REQUIREMENT ::
Pick out each line of the records in which the word "label" appears.

MATERIAL SHOWN ::
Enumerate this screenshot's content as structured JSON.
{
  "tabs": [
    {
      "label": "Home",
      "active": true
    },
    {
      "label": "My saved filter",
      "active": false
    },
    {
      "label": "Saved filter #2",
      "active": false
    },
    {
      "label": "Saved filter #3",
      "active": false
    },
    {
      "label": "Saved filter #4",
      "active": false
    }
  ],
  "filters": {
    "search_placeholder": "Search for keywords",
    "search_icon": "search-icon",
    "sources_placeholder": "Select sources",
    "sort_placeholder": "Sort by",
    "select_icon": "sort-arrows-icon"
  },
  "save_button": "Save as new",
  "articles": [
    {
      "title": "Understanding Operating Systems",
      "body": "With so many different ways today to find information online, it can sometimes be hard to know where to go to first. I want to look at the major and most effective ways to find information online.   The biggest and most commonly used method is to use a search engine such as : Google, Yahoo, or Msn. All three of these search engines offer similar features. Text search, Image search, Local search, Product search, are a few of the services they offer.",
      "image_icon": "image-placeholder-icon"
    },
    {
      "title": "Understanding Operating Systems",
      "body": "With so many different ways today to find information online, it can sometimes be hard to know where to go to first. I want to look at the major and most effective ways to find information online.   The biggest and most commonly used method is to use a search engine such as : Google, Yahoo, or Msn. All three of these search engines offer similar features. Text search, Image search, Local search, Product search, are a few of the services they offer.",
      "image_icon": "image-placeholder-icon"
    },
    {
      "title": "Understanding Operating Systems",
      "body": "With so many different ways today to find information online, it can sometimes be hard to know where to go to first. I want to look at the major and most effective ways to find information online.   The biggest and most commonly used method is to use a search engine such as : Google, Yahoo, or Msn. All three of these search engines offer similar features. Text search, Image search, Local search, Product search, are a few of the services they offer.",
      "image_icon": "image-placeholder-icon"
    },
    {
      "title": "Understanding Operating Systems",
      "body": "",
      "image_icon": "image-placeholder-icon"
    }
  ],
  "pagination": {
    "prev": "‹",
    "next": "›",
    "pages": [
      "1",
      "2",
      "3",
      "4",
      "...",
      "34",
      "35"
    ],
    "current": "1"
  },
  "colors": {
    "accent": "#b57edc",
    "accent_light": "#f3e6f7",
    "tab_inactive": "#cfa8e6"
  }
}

TASK SOLUTION ::
      "label": "Home",
      "label": "My saved filter",
      "label": "Saved filter #2",
      "label": "Saved filter #3",
      "label": "Saved filter #4",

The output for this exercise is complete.